* WHAT YOU SHOULD DO *
Nothing but a number should be given: how many lines in the listing contain the word "társas".

* DATA RECORDS *
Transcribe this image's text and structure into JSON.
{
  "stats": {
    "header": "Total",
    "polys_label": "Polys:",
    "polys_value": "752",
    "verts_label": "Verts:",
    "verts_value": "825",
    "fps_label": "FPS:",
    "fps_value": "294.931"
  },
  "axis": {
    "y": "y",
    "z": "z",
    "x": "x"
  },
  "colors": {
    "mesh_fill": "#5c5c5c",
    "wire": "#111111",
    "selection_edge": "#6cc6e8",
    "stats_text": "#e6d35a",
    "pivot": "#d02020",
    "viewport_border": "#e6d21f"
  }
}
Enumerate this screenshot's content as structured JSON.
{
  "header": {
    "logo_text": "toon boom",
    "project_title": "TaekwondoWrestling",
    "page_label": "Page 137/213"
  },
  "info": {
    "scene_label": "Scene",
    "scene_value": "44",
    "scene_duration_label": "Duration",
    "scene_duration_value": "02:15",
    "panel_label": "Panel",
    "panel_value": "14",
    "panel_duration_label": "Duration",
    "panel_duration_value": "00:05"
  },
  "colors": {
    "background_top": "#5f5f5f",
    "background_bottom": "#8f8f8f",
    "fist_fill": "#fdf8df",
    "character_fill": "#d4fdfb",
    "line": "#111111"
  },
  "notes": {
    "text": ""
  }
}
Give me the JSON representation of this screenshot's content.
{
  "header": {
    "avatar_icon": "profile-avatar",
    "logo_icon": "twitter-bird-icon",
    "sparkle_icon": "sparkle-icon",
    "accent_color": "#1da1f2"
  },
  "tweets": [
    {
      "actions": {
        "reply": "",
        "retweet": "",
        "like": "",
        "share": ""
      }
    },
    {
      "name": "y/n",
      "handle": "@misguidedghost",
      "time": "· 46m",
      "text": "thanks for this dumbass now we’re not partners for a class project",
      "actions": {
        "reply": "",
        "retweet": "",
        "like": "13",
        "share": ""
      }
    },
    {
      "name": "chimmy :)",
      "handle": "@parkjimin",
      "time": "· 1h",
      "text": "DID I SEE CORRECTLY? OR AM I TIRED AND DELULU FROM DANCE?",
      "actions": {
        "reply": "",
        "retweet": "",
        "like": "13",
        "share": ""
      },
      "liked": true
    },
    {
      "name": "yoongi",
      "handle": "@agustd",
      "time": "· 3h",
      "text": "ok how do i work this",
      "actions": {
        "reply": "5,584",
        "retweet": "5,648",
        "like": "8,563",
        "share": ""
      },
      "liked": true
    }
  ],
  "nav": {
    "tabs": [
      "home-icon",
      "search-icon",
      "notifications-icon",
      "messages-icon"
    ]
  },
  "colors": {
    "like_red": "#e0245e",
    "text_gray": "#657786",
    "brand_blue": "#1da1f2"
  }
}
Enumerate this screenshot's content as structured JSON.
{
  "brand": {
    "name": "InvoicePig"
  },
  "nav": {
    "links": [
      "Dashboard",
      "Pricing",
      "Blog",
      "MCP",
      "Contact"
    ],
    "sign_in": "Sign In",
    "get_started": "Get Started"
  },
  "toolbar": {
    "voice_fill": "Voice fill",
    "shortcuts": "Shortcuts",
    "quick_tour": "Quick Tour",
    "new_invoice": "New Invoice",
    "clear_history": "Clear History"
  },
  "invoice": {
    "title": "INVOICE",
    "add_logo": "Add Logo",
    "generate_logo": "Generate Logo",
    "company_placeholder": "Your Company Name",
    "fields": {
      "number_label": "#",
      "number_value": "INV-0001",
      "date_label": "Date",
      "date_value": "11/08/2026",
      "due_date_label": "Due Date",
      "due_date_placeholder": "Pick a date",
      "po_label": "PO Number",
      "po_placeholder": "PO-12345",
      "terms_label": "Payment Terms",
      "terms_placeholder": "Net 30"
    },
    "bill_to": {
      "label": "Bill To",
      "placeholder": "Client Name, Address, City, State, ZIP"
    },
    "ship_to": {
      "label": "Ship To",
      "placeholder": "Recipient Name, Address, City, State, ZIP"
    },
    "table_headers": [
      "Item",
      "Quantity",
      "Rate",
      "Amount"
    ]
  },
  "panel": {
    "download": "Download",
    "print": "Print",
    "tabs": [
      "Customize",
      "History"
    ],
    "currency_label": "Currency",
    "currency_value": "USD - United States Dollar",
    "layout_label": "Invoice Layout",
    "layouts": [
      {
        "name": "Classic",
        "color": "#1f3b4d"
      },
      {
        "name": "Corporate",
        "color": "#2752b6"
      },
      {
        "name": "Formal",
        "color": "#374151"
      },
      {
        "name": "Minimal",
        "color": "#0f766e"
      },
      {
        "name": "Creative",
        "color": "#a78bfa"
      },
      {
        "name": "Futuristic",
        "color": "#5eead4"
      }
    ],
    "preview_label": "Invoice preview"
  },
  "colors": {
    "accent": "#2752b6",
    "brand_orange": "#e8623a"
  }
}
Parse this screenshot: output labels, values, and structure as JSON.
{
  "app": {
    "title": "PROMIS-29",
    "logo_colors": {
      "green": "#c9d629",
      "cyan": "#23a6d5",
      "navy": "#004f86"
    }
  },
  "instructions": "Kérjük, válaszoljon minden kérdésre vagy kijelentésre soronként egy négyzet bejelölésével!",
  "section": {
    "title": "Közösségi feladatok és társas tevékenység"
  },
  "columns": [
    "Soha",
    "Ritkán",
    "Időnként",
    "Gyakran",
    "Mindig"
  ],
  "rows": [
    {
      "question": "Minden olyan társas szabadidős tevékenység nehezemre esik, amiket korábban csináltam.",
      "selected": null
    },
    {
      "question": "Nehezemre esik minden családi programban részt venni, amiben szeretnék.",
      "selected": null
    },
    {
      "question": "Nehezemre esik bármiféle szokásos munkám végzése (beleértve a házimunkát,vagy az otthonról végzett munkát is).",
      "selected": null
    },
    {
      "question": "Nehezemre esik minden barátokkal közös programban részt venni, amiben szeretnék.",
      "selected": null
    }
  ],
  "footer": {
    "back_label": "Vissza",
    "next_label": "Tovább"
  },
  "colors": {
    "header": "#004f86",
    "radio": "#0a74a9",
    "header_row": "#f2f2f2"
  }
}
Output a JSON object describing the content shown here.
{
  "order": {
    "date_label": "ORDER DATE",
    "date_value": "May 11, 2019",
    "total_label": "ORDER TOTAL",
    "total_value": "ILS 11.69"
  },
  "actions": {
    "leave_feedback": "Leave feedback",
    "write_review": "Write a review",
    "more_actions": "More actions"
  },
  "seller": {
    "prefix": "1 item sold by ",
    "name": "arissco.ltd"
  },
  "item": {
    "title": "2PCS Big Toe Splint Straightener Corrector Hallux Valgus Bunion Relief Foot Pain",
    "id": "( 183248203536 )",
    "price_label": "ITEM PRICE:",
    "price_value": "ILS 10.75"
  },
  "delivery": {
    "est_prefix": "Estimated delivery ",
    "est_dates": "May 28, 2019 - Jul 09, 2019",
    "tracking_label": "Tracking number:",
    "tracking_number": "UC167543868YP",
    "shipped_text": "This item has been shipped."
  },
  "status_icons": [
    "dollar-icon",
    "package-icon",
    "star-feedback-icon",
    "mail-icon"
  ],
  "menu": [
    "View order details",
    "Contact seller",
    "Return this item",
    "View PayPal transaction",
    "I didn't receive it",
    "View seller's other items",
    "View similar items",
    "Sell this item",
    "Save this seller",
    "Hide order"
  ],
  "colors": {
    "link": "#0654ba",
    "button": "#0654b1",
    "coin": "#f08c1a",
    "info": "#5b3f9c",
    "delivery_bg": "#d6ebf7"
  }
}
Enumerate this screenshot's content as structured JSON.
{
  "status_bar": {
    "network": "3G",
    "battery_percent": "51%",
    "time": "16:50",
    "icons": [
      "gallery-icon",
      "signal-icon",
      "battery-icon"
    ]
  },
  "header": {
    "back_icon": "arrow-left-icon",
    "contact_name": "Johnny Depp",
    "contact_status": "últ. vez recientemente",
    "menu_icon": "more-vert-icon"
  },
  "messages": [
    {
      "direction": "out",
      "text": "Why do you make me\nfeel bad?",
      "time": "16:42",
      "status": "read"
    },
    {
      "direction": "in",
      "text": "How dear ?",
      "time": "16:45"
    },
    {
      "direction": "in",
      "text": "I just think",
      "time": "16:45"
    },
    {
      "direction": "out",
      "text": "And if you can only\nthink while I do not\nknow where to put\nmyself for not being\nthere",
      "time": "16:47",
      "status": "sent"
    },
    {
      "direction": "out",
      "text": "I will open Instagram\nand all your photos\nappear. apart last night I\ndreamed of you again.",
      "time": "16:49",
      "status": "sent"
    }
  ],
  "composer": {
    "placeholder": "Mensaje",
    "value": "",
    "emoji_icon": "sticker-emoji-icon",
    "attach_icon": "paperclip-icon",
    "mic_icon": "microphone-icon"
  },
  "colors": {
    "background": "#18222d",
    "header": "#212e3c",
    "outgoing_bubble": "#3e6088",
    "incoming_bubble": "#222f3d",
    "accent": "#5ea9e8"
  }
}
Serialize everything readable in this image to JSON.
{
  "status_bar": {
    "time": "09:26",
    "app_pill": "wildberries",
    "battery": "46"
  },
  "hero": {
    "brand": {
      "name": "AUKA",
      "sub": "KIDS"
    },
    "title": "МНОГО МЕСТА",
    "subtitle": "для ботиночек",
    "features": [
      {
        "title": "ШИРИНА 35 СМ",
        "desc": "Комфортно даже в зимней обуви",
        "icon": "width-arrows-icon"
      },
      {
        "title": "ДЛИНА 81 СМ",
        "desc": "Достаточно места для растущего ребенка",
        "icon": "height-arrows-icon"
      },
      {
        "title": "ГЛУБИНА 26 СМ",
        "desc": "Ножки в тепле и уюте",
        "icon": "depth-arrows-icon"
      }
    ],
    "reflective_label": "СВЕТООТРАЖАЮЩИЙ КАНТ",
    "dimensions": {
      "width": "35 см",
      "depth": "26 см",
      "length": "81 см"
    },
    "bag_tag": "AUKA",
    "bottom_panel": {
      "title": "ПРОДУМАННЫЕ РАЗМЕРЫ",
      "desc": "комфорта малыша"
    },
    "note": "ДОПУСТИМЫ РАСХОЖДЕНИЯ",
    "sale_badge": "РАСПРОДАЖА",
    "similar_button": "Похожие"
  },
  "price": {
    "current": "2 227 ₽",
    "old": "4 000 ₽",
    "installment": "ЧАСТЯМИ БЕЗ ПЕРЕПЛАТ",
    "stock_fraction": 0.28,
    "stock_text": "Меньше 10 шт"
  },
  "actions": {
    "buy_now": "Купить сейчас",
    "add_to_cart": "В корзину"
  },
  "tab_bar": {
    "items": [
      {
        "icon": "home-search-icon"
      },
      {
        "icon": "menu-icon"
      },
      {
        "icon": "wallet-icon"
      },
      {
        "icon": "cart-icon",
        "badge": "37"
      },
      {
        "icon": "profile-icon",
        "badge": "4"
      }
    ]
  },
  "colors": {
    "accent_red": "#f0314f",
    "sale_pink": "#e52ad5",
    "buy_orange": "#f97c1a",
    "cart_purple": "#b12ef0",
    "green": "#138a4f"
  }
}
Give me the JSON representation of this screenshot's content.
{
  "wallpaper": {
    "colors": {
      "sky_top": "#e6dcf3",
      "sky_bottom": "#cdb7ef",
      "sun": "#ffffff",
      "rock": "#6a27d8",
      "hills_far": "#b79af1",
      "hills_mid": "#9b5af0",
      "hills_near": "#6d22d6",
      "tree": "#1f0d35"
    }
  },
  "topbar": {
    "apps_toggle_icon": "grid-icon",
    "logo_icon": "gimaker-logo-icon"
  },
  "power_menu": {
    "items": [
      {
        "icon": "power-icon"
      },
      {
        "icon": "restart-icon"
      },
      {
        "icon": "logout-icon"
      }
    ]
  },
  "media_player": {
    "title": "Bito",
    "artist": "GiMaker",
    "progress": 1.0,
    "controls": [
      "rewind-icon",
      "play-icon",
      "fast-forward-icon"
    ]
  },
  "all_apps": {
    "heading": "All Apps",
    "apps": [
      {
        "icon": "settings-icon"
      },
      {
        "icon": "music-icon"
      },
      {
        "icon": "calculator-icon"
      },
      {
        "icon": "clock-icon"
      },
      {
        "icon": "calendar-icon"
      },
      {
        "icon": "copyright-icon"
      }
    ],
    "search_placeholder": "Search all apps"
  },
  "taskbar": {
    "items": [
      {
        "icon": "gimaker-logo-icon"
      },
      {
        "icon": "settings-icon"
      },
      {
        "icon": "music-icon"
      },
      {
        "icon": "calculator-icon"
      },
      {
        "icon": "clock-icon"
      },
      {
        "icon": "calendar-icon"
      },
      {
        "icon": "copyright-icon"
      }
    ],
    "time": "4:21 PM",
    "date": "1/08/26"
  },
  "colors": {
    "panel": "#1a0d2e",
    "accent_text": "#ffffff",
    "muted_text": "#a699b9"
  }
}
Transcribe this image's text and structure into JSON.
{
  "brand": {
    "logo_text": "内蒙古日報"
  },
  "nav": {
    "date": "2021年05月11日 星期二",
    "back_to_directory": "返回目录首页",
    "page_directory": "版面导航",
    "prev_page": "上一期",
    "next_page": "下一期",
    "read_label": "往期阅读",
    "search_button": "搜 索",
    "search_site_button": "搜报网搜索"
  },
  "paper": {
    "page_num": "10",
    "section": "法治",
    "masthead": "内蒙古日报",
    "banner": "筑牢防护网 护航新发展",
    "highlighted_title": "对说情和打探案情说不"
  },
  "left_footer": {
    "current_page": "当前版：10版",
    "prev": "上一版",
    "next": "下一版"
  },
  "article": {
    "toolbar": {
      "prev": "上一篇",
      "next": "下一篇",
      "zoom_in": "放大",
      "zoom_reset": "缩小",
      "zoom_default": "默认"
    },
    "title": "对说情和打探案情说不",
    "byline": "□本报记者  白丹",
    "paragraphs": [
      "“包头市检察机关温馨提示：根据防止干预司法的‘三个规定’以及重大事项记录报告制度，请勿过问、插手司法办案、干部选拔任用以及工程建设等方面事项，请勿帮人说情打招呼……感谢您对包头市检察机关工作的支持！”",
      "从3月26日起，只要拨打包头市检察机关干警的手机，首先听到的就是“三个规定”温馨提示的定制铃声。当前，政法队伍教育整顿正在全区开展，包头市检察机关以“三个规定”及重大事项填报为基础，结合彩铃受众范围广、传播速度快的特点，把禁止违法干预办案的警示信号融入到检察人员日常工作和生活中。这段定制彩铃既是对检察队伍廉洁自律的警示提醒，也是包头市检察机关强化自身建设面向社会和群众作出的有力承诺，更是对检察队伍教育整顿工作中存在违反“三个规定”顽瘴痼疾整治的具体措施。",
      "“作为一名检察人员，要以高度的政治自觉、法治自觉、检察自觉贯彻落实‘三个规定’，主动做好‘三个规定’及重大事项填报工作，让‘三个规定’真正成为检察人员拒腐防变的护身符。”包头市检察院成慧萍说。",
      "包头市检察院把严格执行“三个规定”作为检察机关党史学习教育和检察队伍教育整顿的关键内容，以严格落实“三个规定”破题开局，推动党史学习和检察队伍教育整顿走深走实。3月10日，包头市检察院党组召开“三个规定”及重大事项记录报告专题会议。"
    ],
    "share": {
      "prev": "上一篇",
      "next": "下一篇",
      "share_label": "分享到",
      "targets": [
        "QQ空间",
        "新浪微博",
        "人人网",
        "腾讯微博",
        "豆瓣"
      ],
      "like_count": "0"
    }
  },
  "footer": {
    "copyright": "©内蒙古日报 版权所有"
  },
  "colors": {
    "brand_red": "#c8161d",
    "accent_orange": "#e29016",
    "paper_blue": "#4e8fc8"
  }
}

* RESPONSE TO THE EXERCISE *
2